Friday, March 25, 2005
The older, better news, via our newlywed colleague Rorschach at No Capital:
In its latest bid to reduce the cost of HIV and AIDS drugs, Brazil's government has threatened to break the patents of American pharmaceutical firms unless they share their technology with local drug makers.The fresher, lousier news, via our esteemed colleague Jonathan Schwarz at A Tiny Revolution:
Called "voluntary licensing," the policy is aimed at allowing government laboratories or Brazilian pharmaceutical manufacturers under government contract to produce generic versions of the drugs.
"To guarantee the sustainability of our (AIDS) program, we need to produce these drugs ourselves," Jarbas Barbosa, a high-ranking official with Brazil's health ministry, told Dow Jones Newswires in an interview Tuesday. "Even with recent price reductions that we obtained from drug producers, the total cost of retroviral (anti-AIDS) drugs is growing in an unbearable way" . . . .
Among developing nations, Brazil is considered a success story in containing AIDS. By bombarding the public with safe sex campaigns and free condom distribution, the country of 183 million people has limited the spread of HIV to levels similar to those in Western Europe.
Brazil also gives free anti-HIV and AIDS drugs free to anyone who needs them, but the government says the cost of providing them will surge and endanger the program.
International aid groups criticized India's passage yesterday of a new patent law ending the decades-old practice of allowing domestic drug companies to make low-cost copies of expensive Western medicines, saying millions of poor people across the world will be affected.But doesn't Big Pharma need those royalties to fund research and development of new drugs?
The changes in patent rights stem from India's membership in the World Trade Organization, which enhances the country's participation in global trade but requires it to enforce stricter patent rules for its $5 billion pharmaceutical industry.
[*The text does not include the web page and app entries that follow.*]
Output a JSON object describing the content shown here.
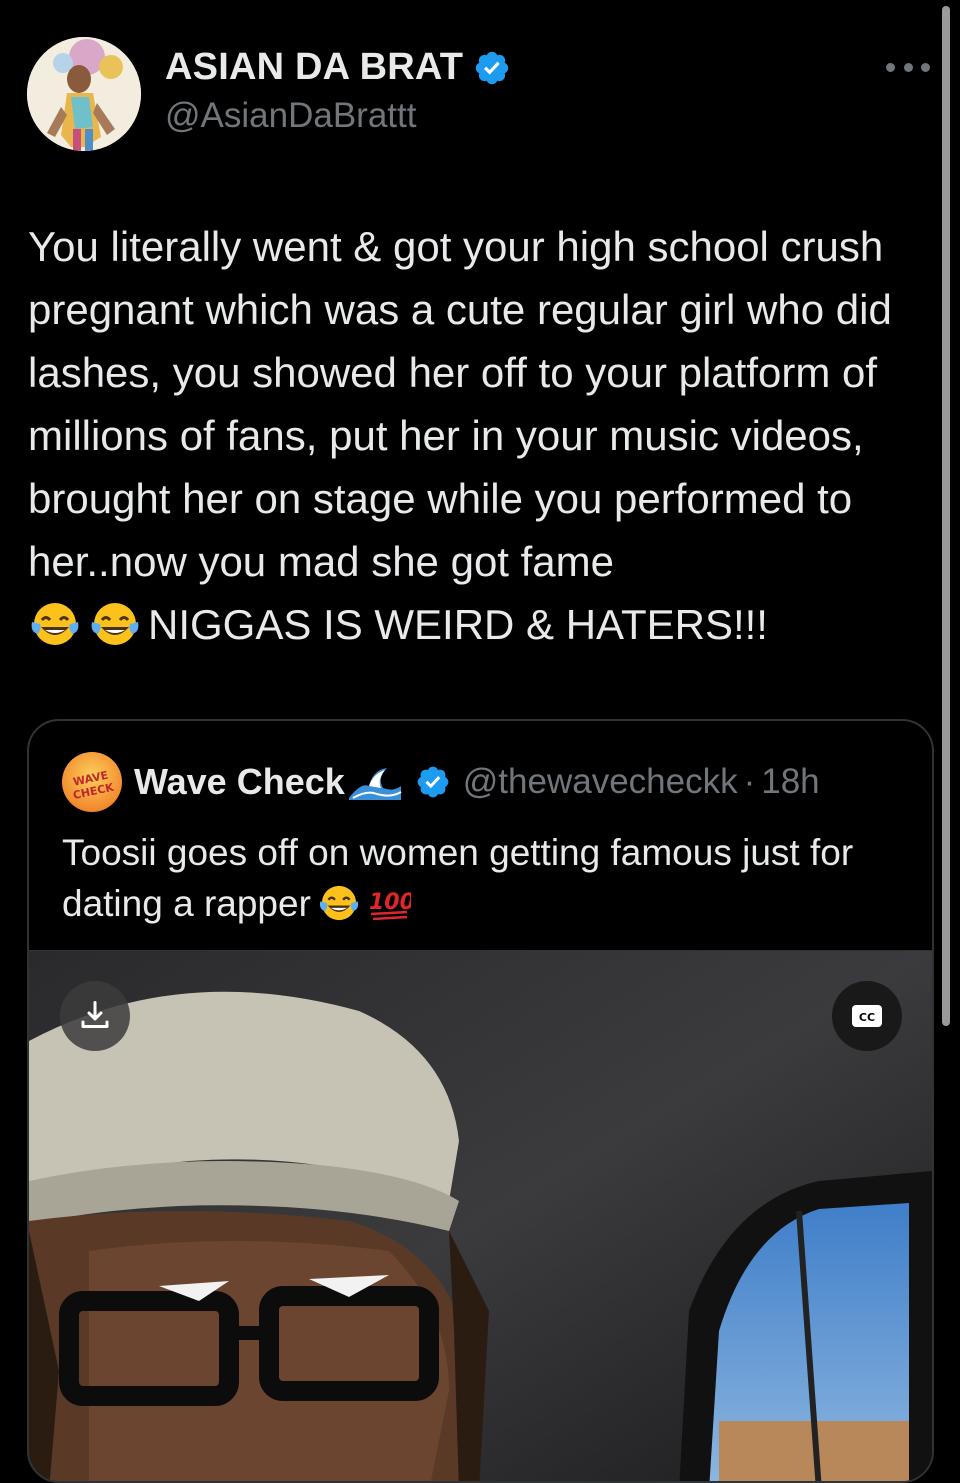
{
  "author": {
    "display_name": "ASIAN DA BRAT",
    "handle": "@AsianDaBrattt",
    "verified_icon": "verified-badge-icon",
    "avatar_icon": "profile-avatar"
  },
  "menu": {
    "icon": "more-options-icon"
  },
  "tweet": {
    "text": "You literally went & got your high school crush pregnant which was a cute regular girl who did lashes, you showed her off to your platform of millions of fans, put her in your music videos, brought her on stage while you performed to her..now you mad she got fame",
    "emojis": [
      "face-with-tears-of-joy",
      "face-with-tears-of-joy"
    ],
    "text_end": "NIGGAS IS WEIRD & HATERS!!!"
  },
  "quoted_tweet": {
    "avatar_text": "WAVE CHECK",
    "display_name": "Wave Check",
    "name_emoji": "water-wave",
    "handle": "@thewavecheckk",
    "separator": "·",
    "time": "18h",
    "text": "Toosii goes off on women getting famous just for dating a rapper",
    "emojis": [
      "face-with-tears-of-joy",
      "hundred-points"
    ],
    "media": {
      "download_icon": "download-icon",
      "captions_icon": "cc-icon",
      "captions_label": "CC"
    }
  },
  "colors": {
    "background": "#000000",
    "text": "#e7e9ea",
    "secondary": "#71767b",
    "verified": "#1d9bf0",
    "border": "#2f3336"
  }
}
International aid groups said the new law will curb the supply of cheap generic drugs to impoverished nations, threatening the survival of AIDS and cancer patients there.
Some 50 percent of 700,000 HIV patients taking antiretroviral medicines in Africa, Asia, and Latin America rely on low-cost drugs from India.
A month's dose of a generic AIDS drug cocktail costs $30, or 5 percent of similar drugs sold by Western producers.
''Because India is one of the world's biggest producers of generic drugs, this law will have a severe knock-on effect on many developing countries which depend on imported generic drugs from India," said Samar Verma, regional policy adviser at Oxfam International.
The Paris-based Doctors Without Borders described the Indian move as ''the beginning of the end of affordable generics."
Multinational drug companies welcomed the decision.
The federal government invests tens of billions of dollars annually in Research and Development (R&D), most prominently through the Department of Defense, the Department of Energy, and the Department of Health and Human Services. These investments lead to new inventions and the awarding of thousands of patents -- publicly financed, and frequently publicly owned intellectual property.
Since the 1980's, the government has routinely given away the fruits of the research it sponsors, granting private corporations exclusive, royalty-free rights to commercialize government-financed inventions while failing to include and/or enforce reasonable pricing requirements in the licenses. The result: a corporate welfare bonanza for biotech, computer, aerospace, pharmaceutical, and other firms.
In the critical area of pharmaceuticals, for example, this research giveaway policy leads to superprofiteering by giant drug manufacturers, who charge unconscionably high prices for important medicines -- costing consumers, and often resulting in the denial of treatments to consumers who are unable to pay high prices. In an irony that must keep the staff of the Pharmaceutical Researchers and Manufacturers Association in stitches, perhaps the largest ripped-off consumer is the federal government -- the same federal government that paid for the drugs' invention -- which must pay extravagant fees through the Veterans' Administration and Medicaid (although the government-brokered are [were -- S.] lower than those paid by individuals).
-- Ralph Nader, Cutting Corporate Welfare (2000)